As Jesus acknowledged, “All things are possible for you.” God can do anything. He can certainly perform miraculous healings of bodies and marriages and bank accounts. He could certainly have snatched Jesus up at that moment, delivering him from the torture and shame of the cross. And in his humanity, at least in that moment, Jesus was, it seems, deeply hopeful that God would. He certainly knew the bigger picture, the eternal good that would be done for all of humanity because of what he was about to endure. But even Christ, who saw more than any other human being ever could, stumbled, for a moment, over the intense desire he had to be delivered from it. This stumbling was not sin. But it was weakness. Frail, human weakness driven by the very human desire to not be in pain or to feel cut off from God.
And in his weakness, he prayed.
And through his prayer—which I believe was much longer than the paraphrase we have in Mark—he presented his request, and then surrendered the outcome to God.
I think it is important to recognize that he did not surrender the outcome neatly or cleanly. The anguish Jesus felt in this passage carried on. It was not as if Jesus prayed this prayer, dusted off his hands, and happily marched forward. “That’s settled. The answer is no. Let’s do this.” I think sometimes that’s how we imagine it went. But scripture says otherwise.
I’m getting ahead of myself a bit here, but I do find it interesting that the only words Mark quotes Jesus as saying from the cross were, “My God, my God, why have you forsaken me?”
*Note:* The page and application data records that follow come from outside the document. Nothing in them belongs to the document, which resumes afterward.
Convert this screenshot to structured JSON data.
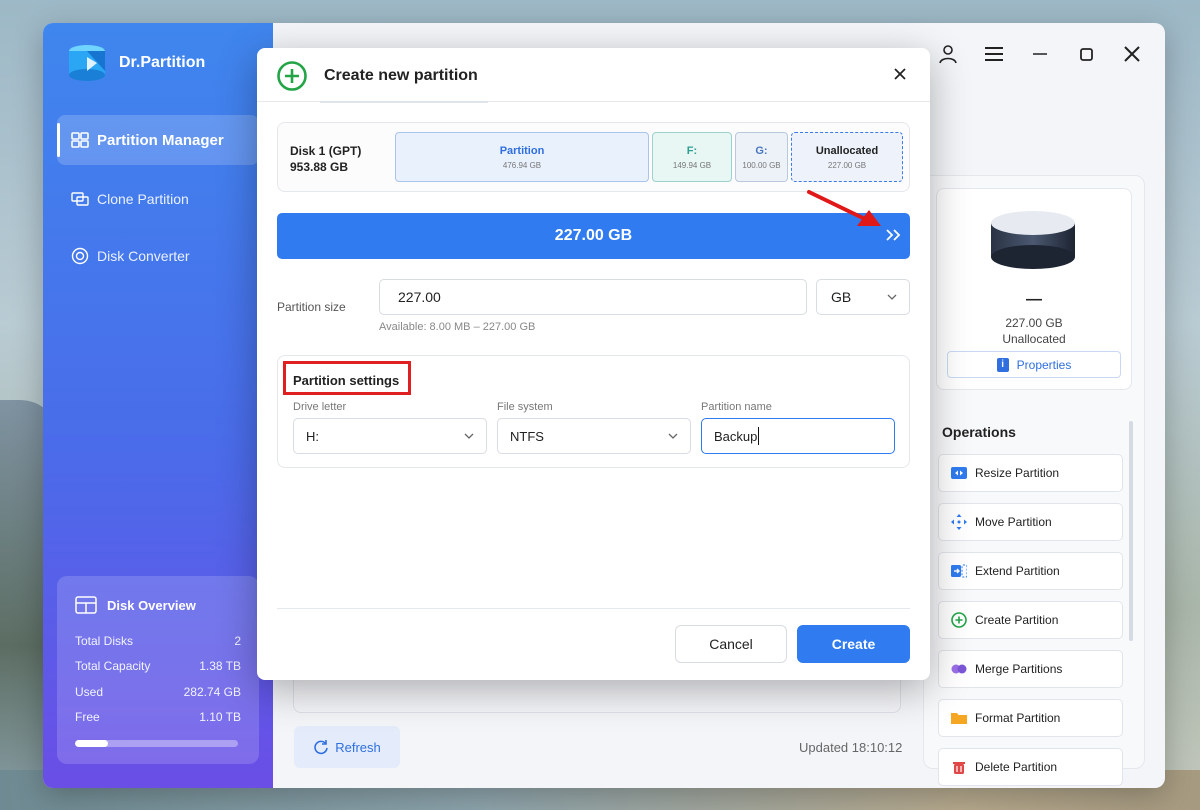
{
  "app": {
    "name": "Dr.Partition"
  },
  "sidebar": {
    "items": [
      {
        "label": "Partition Manager",
        "icon": "grid-icon",
        "active": true
      },
      {
        "label": "Clone Partition",
        "icon": "clone-icon",
        "active": false
      },
      {
        "label": "Disk Converter",
        "icon": "convert-icon",
        "active": false
      }
    ],
    "overview": {
      "title": "Disk Overview",
      "rows": [
        {
          "label": "Total Disks",
          "value": "2"
        },
        {
          "label": "Total Capacity",
          "value": "1.38 TB"
        },
        {
          "label": "Used",
          "value": "282.74 GB"
        },
        {
          "label": "Free",
          "value": "1.10 TB"
        }
      ],
      "used_fraction": 0.2
    }
  },
  "right_panel": {
    "disk": {
      "name": "—",
      "size": "227.00 GB",
      "type": "Unallocated",
      "properties_label": "Properties"
    },
    "operations_title": "Operations",
    "operations": [
      {
        "label": "Resize Partition",
        "icon": "resize-icon"
      },
      {
        "label": "Move Partition",
        "icon": "move-icon"
      },
      {
        "label": "Extend Partition",
        "icon": "extend-icon"
      },
      {
        "label": "Create Partition",
        "icon": "plus-circle-icon"
      },
      {
        "label": "Merge Partitions",
        "icon": "merge-icon"
      },
      {
        "label": "Format Partition",
        "icon": "folder-icon"
      },
      {
        "label": "Delete Partition",
        "icon": "trash-icon"
      }
    ]
  },
  "footer": {
    "refresh_label": "Refresh",
    "updated_text": "Updated 18:10:12"
  },
  "modal": {
    "title": "Create new partition",
    "disk": {
      "name": "Disk 1 (GPT)",
      "size": "953.88 GB",
      "segments": [
        {
          "label": "Partition",
          "size": "476.94 GB"
        },
        {
          "label": "F:",
          "size": "149.94 GB"
        },
        {
          "label": "G:",
          "size": "100.00 GB"
        },
        {
          "label": "Unallocated",
          "size": "227.00 GB"
        }
      ]
    },
    "size_bar_value": "227.00 GB",
    "partition_size": {
      "label": "Partition size",
      "value": "227.00",
      "unit": "GB",
      "available": "Available: 8.00 MB – 227.00 GB"
    },
    "settings": {
      "title": "Partition settings",
      "drive_letter_label": "Drive letter",
      "drive_letter_value": "H:",
      "file_system_label": "File system",
      "file_system_value": "NTFS",
      "partition_name_label": "Partition name",
      "partition_name_value": "Backup"
    },
    "cancel_label": "Cancel",
    "create_label": "Create"
  },
  "colors": {
    "accent": "#2f7bef",
    "highlight_red": "#e02020",
    "create_green": "#22a447"
  }
}
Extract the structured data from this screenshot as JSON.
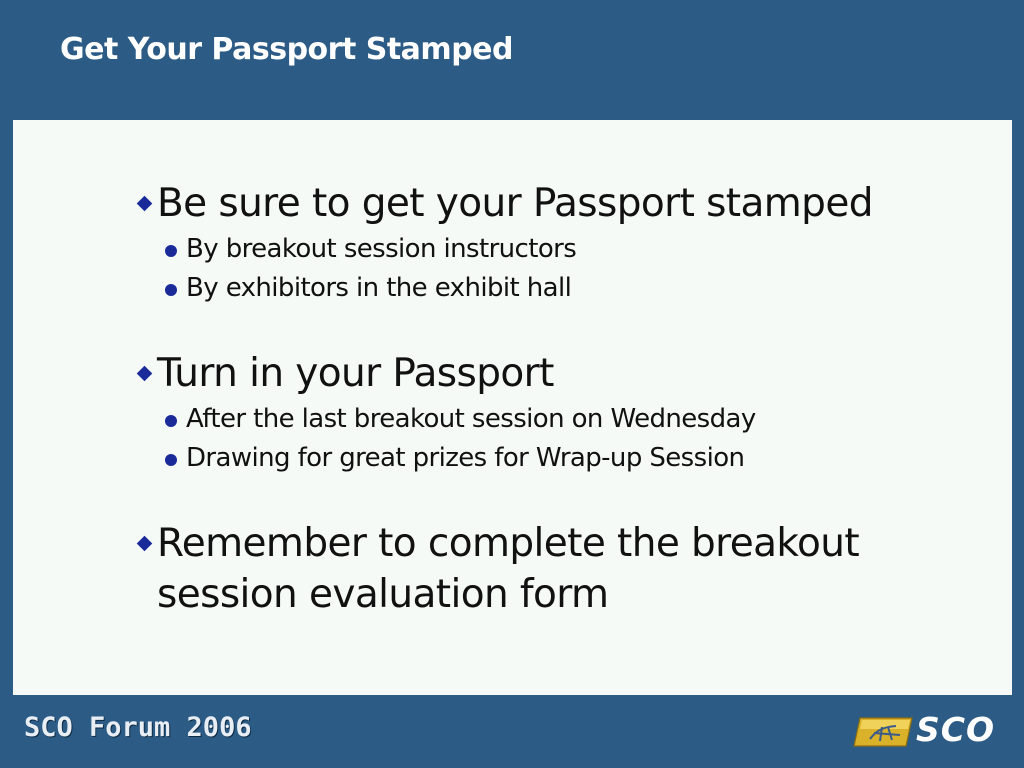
{
  "slide": {
    "title": "Get Your Passport Stamped"
  },
  "bullets": [
    {
      "text": "Be sure to get your Passport stamped",
      "subitems": [
        "By breakout session instructors",
        "By exhibitors in the exhibit hall"
      ]
    },
    {
      "text": "Turn in your Passport",
      "subitems": [
        "After the last breakout session on Wednesday",
        "Drawing for great prizes for Wrap-up Session"
      ]
    },
    {
      "text": "Remember to complete the breakout session evaluation form",
      "subitems": []
    }
  ],
  "footer": {
    "event": "SCO Forum 2006",
    "logo_text": "SCO"
  },
  "icons": {
    "bullet": "diamond-bullet-icon",
    "subbullet": "circle-bullet-icon",
    "logo": "sco-logo-emblem-icon"
  },
  "colors": {
    "frame": "#2c5c86",
    "panel": "#f5faf7",
    "bullet": "#1a2a99",
    "logo_gold": "#d9b22a"
  }
}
The answer to Jesus’ prayer for deliverance was, “No.” And even on the cross, it appears that Jesus is still wrestling with this answer. Is he submitted to it? Yes. Perfectly submitted. But is he happy with God’s answer? No. No, he is not happy with God’s answer as he hangs on the cross.
I hope this insight frees you. It frees me. Frees me from the lie that trusting in God’s sovereignty and submitting to God’s outcomes should be easy for a person of true, mature faith. Submitting to the will of God was not easy for Jesus. It did not just come naturally to him.
It came through prayer. Specifically, through going to the garden and praying for himself. Presenting his request to God through prayer, and then drawing strength from God through prayer to face whatever God’s answer would be.
Are you praying for yourself? It is right to ask others to pray for you. But are you praying for yourself? Getting alone with God—even with friends nearby—to press your face to the ground in humility, intimacy, submission, and desperation? As Jesus shows us here, this act is a necessary part of walking with God—and especially of walking through the hardest parts of walking with God. Praying for ourselves positions us in humility before God, submission to God, and hope in God’s sovereign, good, mysterious, sometimes confusing, yet always, always loving plan for our lives.